++++ Records
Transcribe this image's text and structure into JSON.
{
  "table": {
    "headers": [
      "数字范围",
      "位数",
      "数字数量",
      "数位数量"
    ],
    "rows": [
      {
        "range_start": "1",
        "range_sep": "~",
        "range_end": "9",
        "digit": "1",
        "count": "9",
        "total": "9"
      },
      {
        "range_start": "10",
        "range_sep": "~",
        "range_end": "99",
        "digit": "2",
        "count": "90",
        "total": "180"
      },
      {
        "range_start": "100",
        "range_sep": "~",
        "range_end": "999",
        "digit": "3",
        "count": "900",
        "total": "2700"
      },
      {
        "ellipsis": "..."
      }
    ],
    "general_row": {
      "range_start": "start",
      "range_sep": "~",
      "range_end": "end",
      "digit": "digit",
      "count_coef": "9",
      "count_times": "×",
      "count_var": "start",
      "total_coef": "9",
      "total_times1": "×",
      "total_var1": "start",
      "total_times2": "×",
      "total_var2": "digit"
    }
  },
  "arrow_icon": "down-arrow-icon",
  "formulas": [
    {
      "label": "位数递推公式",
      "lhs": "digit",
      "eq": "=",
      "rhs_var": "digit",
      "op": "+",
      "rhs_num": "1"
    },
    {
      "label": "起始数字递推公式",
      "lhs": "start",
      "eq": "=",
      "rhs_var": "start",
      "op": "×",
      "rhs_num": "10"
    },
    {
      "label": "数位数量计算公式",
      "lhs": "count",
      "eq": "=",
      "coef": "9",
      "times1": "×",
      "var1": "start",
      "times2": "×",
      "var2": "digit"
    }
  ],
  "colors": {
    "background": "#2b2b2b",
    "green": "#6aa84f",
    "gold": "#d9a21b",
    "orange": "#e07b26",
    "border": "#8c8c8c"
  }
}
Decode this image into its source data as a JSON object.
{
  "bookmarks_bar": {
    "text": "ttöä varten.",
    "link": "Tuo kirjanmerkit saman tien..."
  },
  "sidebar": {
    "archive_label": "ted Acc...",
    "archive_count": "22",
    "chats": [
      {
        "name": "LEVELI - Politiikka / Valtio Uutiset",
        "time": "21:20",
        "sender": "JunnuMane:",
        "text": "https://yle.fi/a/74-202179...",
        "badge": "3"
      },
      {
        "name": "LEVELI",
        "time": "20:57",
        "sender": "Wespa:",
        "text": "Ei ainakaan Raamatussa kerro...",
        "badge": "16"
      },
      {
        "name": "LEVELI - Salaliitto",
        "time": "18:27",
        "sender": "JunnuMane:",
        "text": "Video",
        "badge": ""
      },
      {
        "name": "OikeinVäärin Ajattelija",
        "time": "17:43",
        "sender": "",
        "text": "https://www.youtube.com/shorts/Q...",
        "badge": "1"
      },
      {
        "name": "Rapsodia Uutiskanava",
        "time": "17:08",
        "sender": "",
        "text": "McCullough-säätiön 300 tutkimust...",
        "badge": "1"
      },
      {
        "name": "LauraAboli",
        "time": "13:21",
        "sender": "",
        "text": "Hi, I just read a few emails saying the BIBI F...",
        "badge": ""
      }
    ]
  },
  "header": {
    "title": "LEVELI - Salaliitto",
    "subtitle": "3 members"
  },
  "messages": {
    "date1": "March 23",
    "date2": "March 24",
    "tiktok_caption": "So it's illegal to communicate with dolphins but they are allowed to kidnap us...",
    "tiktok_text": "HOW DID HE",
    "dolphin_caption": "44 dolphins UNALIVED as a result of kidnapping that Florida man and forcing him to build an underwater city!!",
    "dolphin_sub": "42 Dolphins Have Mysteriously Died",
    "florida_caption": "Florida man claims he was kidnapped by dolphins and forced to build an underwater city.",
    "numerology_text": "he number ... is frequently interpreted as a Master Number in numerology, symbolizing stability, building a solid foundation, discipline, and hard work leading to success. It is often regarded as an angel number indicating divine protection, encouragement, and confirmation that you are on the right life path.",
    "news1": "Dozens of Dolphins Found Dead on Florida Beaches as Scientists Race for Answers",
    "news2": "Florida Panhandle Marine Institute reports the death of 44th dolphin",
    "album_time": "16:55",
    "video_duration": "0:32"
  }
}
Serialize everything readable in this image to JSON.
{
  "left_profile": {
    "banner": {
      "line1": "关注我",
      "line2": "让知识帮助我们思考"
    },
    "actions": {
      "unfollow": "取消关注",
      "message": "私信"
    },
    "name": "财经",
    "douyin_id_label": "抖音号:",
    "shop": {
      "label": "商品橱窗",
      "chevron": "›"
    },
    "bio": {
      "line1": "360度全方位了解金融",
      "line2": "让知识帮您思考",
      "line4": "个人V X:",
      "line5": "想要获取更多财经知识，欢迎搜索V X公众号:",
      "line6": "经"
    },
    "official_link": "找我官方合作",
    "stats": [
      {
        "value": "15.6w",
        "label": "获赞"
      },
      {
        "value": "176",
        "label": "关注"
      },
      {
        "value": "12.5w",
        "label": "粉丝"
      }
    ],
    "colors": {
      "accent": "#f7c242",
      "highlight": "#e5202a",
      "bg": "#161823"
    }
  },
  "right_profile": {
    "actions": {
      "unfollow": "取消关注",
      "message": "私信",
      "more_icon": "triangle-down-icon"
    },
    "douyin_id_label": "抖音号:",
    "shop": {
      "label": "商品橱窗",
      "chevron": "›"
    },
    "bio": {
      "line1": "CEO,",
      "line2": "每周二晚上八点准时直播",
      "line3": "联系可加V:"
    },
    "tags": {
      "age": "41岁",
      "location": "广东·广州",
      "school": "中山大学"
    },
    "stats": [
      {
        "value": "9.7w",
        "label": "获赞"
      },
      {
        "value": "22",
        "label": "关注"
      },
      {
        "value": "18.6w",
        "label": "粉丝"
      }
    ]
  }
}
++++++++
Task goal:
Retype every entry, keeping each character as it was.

Exercise response:
Transcribe this image's text and structure into JSON.
{
  "table": {
    "headers": [
      "数字范围",
      "位数",
      "数字数量",
      "数位数量"
    ],
    "rows": [
      {
        "range_start": "1",
        "range_sep": "~",
        "range_end": "9",
        "digit": "1",
        "count": "9",
        "total": "9"
      },
      {
        "range_start": "10",
        "range_sep": "~",
        "range_end": "99",
        "digit": "2",
        "count": "90",
        "total": "180"
      },
      {
        "range_start": "100",
        "range_sep": "~",
        "range_end": "999",
        "digit": "3",
        "count": "900",
        "total": "2700"
      },
      {
        "ellipsis": "..."
      }
    ],
    "general_row": {
      "range_start": "start",
      "range_sep": "~",
      "range_end": "end",
      "digit": "digit",
      "count_coef": "9",
      "count_times": "×",
      "count_var": "start",
      "total_coef": "9",
      "total_times1": "×",
      "total_var1": "start",
      "total_times2": "×",
      "total_var2": "digit"
    }
  },
  "arrow_icon": "down-arrow-icon",
  "formulas": [
    {
      "label": "位数递推公式",
      "lhs": "digit",
      "eq": "=",
      "rhs_var": "digit",
      "op": "+",
      "rhs_num": "1"
    },
    {
      "label": "起始数字递推公式",
      "lhs": "start",
      "eq": "=",
      "rhs_var": "start",
      "op": "×",
      "rhs_num": "10"
    },
    {
      "label": "数位数量计算公式",
      "lhs": "count",
      "eq": "=",
      "coef": "9",
      "times1": "×",
      "var1": "start",
      "times2": "×",
      "var2": "digit"
    }
  ],
  "colors": {
    "background": "#2b2b2b",
    "green": "#6aa84f",
    "gold": "#d9a21b",
    "orange": "#e07b26",
    "border": "#8c8c8c"
  }
}
Decode this image into its source data as a JSON object.
{
  "bookmarks_bar": {
    "text": "ttöä varten.",
    "link": "Tuo kirjanmerkit saman tien..."
  },
  "sidebar": {
    "archive_label": "ted Acc...",
    "archive_count": "22",
    "chats": [
      {
        "name": "LEVELI - Politiikka / Valtio Uutiset",
        "time": "21:20",
        "sender": "JunnuMane:",
        "text": "https://yle.fi/a/74-202179...",
        "badge": "3"
      },
      {
        "name": "LEVELI",
        "time": "20:57",
        "sender": "Wespa:",
        "text": "Ei ainakaan Raamatussa kerro...",
        "badge": "16"
      },
      {
        "name": "LEVELI - Salaliitto",
        "time": "18:27",
        "sender": "JunnuMane:",
        "text": "Video",
        "badge": ""
      },
      {
        "name": "OikeinVäärin Ajattelija",
        "time": "17:43",
        "sender": "",
        "text": "https://www.youtube.com/shorts/Q...",
        "badge": "1"
      },
      {
        "name": "Rapsodia Uutiskanava",
        "time": "17:08",
        "sender": "",
        "text": "McCullough-säätiön 300 tutkimust...",
        "badge": "1"
      },
      {
        "name": "LauraAboli",
        "time": "13:21",
        "sender": "",
        "text": "Hi, I just read a few emails saying the BIBI F...",
        "badge": ""
      }
    ]
  },
  "header": {
    "title": "LEVELI - Salaliitto",
    "subtitle": "3 members"
  },
  "messages": {
    "date1": "March 23",
    "date2": "March 24",
    "tiktok_caption": "So it's illegal to communicate with dolphins but they are allowed to kidnap us...",
    "tiktok_text": "HOW DID HE",
    "dolphin_caption": "44 dolphins UNALIVED as a result of kidnapping that Florida man and forcing him to build an underwater city!!",
    "dolphin_sub": "42 Dolphins Have Mysteriously Died",
    "florida_caption": "Florida man claims he was kidnapped by dolphins and forced to build an underwater city.",
    "numerology_text": "he number ... is frequently interpreted as a Master Number in numerology, symbolizing stability, building a solid foundation, discipline, and hard work leading to success. It is often regarded as an angel number indicating divine protection, encouragement, and confirmation that you are on the right life path.",
    "news1": "Dozens of Dolphins Found Dead on Florida Beaches as Scientists Race for Answers",
    "news2": "Florida Panhandle Marine Institute reports the death of 44th dolphin",
    "album_time": "16:55",
    "video_duration": "0:32"
  }
}
Serialize everything readable in this image to JSON.
{
  "left_profile": {
    "banner": {
      "line1": "关注我",
      "line2": "让知识帮助我们思考"
    },
    "actions": {
      "unfollow": "取消关注",
      "message": "私信"
    },
    "name": "财经",
    "douyin_id_label": "抖音号:",
    "shop": {
      "label": "商品橱窗",
      "chevron": "›"
    },
    "bio": {
      "line1": "360度全方位了解金融",
      "line2": "让知识帮您思考",
      "line4": "个人V X:",
      "line5": "想要获取更多财经知识，欢迎搜索V X公众号:",
      "line6": "经"
    },
    "official_link": "找我官方合作",
    "stats": [
      {
        "value": "15.6w",
        "label": "获赞"
      },
      {
        "value": "176",
        "label": "关注"
      },
      {
        "value": "12.5w",
        "label": "粉丝"
      }
    ],
    "colors": {
      "accent": "#f7c242",
      "highlight": "#e5202a",
      "bg": "#161823"
    }
  },
  "right_profile": {
    "actions": {
      "unfollow": "取消关注",
      "message": "私信",
      "more_icon": "triangle-down-icon"
    },
    "douyin_id_label": "抖音号:",
    "shop": {
      "label": "商品橱窗",
      "chevron": "›"
    },
    "bio": {
      "line1": "CEO,",
      "line2": "每周二晚上八点准时直播",
      "line3": "联系可加V:"
    },
    "tags": {
      "age": "41岁",
      "location": "广东·广州",
      "school": "中山大学"
    },
    "stats": [
      {
        "value": "9.7w",
        "label": "获赞"
      },
      {
        "value": "22",
        "label": "关注"
      },
      {
        "value": "18.6w",
        "label": "粉丝"
      }
    ]
  }
}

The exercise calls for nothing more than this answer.